■ PROMPT
Copy the entries exactly. Leave nothing out and add nothing.

Start of Block

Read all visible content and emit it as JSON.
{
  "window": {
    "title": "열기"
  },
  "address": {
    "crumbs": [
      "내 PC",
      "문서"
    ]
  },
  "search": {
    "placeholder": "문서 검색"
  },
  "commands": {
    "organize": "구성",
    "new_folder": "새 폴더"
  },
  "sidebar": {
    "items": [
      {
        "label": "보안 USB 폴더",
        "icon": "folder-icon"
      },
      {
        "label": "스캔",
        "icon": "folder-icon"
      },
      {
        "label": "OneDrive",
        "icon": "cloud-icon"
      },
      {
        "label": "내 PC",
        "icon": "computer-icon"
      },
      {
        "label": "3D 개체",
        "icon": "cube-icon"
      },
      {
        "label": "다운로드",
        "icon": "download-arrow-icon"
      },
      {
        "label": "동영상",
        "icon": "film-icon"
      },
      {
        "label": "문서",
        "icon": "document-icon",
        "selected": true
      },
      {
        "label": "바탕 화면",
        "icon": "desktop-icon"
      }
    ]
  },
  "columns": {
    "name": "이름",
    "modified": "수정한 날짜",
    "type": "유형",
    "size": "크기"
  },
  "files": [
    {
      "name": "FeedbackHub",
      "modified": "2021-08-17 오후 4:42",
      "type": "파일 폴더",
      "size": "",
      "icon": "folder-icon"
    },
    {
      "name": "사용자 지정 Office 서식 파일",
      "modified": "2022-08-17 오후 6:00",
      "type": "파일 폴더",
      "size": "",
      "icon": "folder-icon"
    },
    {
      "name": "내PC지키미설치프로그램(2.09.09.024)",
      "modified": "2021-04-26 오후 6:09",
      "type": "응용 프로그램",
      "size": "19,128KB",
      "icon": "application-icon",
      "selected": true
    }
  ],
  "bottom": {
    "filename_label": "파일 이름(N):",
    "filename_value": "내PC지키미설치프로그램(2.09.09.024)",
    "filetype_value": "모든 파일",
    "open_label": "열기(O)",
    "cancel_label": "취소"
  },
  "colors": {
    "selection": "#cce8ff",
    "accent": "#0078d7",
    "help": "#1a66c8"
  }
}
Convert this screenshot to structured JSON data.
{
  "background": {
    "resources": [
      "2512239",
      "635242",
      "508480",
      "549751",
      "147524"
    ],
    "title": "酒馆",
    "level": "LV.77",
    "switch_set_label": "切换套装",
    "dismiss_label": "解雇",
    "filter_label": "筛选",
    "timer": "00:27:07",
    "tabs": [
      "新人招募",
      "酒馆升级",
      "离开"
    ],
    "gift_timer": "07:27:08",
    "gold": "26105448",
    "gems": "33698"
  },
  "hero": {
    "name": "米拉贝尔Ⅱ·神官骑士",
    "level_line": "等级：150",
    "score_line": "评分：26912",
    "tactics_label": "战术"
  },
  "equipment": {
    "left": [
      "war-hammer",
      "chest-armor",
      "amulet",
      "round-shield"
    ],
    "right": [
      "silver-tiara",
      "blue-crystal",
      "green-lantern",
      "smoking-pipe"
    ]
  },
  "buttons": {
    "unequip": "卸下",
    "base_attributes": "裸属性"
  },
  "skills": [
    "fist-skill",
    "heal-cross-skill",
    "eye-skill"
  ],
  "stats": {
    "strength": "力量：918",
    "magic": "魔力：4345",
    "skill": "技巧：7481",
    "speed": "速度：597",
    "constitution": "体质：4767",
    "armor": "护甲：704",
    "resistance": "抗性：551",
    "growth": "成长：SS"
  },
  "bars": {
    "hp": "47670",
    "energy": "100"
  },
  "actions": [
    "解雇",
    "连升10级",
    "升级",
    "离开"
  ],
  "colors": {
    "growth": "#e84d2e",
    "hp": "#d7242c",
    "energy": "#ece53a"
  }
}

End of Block

■ RESULT OF THE TASK
Read all visible content and emit it as JSON.
{
  "window": {
    "title": "열기"
  },
  "address": {
    "crumbs": [
      "내 PC",
      "문서"
    ]
  },
  "search": {
    "placeholder": "문서 검색"
  },
  "commands": {
    "organize": "구성",
    "new_folder": "새 폴더"
  },
  "sidebar": {
    "items": [
      {
        "label": "보안 USB 폴더",
        "icon": "folder-icon"
      },
      {
        "label": "스캔",
        "icon": "folder-icon"
      },
      {
        "label": "OneDrive",
        "icon": "cloud-icon"
      },
      {
        "label": "내 PC",
        "icon": "computer-icon"
      },
      {
        "label": "3D 개체",
        "icon": "cube-icon"
      },
      {
        "label": "다운로드",
        "icon": "download-arrow-icon"
      },
      {
        "label": "동영상",
        "icon": "film-icon"
      },
      {
        "label": "문서",
        "icon": "document-icon",
        "selected": true
      },
      {
        "label": "바탕 화면",
        "icon": "desktop-icon"
      }
    ]
  },
  "columns": {
    "name": "이름",
    "modified": "수정한 날짜",
    "type": "유형",
    "size": "크기"
  },
  "files": [
    {
      "name": "FeedbackHub",
      "modified": "2021-08-17 오후 4:42",
      "type": "파일 폴더",
      "size": "",
      "icon": "folder-icon"
    },
    {
      "name": "사용자 지정 Office 서식 파일",
      "modified": "2022-08-17 오후 6:00",
      "type": "파일 폴더",
      "size": "",
      "icon": "folder-icon"
    },
    {
      "name": "내PC지키미설치프로그램(2.09.09.024)",
      "modified": "2021-04-26 오후 6:09",
      "type": "응용 프로그램",
      "size": "19,128KB",
      "icon": "application-icon",
      "selected": true
    }
  ],
  "bottom": {
    "filename_label": "파일 이름(N):",
    "filename_value": "내PC지키미설치프로그램(2.09.09.024)",
    "filetype_value": "모든 파일",
    "open_label": "열기(O)",
    "cancel_label": "취소"
  },
  "colors": {
    "selection": "#cce8ff",
    "accent": "#0078d7",
    "help": "#1a66c8"
  }
}
Convert this screenshot to structured JSON data.
{
  "background": {
    "resources": [
      "2512239",
      "635242",
      "508480",
      "549751",
      "147524"
    ],
    "title": "酒馆",
    "level": "LV.77",
    "switch_set_label": "切换套装",
    "dismiss_label": "解雇",
    "filter_label": "筛选",
    "timer": "00:27:07",
    "tabs": [
      "新人招募",
      "酒馆升级",
      "离开"
    ],
    "gift_timer": "07:27:08",
    "gold": "26105448",
    "gems": "33698"
  },
  "hero": {
    "name": "米拉贝尔Ⅱ·神官骑士",
    "level_line": "等级：150",
    "score_line": "评分：26912",
    "tactics_label": "战术"
  },
  "equipment": {
    "left": [
      "war-hammer",
      "chest-armor",
      "amulet",
      "round-shield"
    ],
    "right": [
      "silver-tiara",
      "blue-crystal",
      "green-lantern",
      "smoking-pipe"
    ]
  },
  "buttons": {
    "unequip": "卸下",
    "base_attributes": "裸属性"
  },
  "skills": [
    "fist-skill",
    "heal-cross-skill",
    "eye-skill"
  ],
  "stats": {
    "strength": "力量：918",
    "magic": "魔力：4345",
    "skill": "技巧：7481",
    "speed": "速度：597",
    "constitution": "体质：4767",
    "armor": "护甲：704",
    "resistance": "抗性：551",
    "growth": "成长：SS"
  },
  "bars": {
    "hp": "47670",
    "energy": "100"
  },
  "actions": [
    "解雇",
    "连升10级",
    "升级",
    "离开"
  ],
  "colors": {
    "growth": "#e84d2e",
    "hp": "#d7242c",
    "energy": "#ece53a"
  }
}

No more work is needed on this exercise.